Liberia's 22 presidential candidates are due to attend a peace concert in the capital, Monrovia, on Wednesday.
Ellen Johnson Sirleaf is campaigning on the basis of political experience
The candidates are expected to pledge to conduct non-violent campaigns in the 11 October elections - the first since the end of a 14-year civil war.
Leading artists from Sierra Leone, Nigeria and Ghana will participate in the UN-organised concert.
Ex-footballer George Weah and economist Ellen Johnson Sirleaf are among the favourites to be the next president.
Their rallies have been attracting enthusiastic crowds.
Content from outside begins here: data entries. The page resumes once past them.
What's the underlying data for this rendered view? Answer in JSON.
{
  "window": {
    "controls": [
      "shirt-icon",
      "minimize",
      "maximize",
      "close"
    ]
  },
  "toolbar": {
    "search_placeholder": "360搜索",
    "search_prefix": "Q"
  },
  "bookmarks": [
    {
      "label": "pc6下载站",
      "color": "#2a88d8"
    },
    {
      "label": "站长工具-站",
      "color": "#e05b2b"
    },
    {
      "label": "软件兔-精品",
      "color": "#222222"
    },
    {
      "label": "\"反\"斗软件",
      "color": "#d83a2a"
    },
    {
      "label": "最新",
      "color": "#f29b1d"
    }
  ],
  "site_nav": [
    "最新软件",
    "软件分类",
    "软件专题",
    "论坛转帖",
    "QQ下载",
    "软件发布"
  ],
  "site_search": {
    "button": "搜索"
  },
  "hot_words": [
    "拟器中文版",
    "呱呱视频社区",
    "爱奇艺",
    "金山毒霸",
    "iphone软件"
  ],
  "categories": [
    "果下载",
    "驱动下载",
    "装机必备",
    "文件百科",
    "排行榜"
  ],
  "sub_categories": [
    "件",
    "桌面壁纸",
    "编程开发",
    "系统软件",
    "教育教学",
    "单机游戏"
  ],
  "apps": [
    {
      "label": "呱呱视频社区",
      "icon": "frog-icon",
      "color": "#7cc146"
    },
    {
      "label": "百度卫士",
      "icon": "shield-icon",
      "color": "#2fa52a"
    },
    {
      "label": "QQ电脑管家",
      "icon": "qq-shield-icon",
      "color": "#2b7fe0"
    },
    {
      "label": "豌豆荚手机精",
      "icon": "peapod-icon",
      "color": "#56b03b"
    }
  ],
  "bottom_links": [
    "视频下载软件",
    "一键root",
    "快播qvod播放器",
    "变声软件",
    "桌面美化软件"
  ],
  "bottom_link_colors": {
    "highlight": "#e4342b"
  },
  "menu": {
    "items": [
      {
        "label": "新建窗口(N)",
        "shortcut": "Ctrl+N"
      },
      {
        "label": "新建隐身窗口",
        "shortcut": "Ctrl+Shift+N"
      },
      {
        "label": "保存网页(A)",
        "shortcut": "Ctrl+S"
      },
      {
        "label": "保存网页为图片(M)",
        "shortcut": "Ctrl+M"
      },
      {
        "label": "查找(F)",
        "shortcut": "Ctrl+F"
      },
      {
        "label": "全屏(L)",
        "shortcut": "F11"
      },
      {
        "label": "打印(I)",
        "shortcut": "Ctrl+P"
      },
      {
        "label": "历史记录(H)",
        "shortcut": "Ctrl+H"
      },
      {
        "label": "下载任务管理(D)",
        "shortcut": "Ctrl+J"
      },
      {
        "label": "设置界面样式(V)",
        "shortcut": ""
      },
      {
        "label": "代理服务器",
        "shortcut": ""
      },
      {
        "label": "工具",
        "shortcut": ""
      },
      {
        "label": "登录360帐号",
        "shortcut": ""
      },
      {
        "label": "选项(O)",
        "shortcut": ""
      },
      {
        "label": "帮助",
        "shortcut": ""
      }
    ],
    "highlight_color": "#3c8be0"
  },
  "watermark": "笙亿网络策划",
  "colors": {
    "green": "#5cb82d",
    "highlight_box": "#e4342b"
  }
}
Ms Sirleaf, a former World Bank economist, told the BBC she believes that a candidate's experience is crucial if the fortunes of one of the world's poorest countries are to be turned around.
"Mr Weah has a lot of popularity among young people, and I think the stardom attracts them and there's nothing wrong with that," she said.
"But I think when the voters get into that poll, they have to vote for someone who they know can manage the affairs and someone who understands the issues, someone who has the experience, because they've done it before."
Mr Weah has been campaigning on the basis that his lack of education and political experience is an advantage, because the established politicians have failed his people for decades.
The former AC Milan and Chelsea star said that if elected he would like the UN Mission in Liberia (Unmil) to remain for the whole of his first term.
Unmil, with 15,000 peacekeepers, is the UN's most expensive operation, costing $750m a year.
A transitional government led by President Gyude Bryant - who is not standing in next month's poll - came to power under a peace deal in October 2003.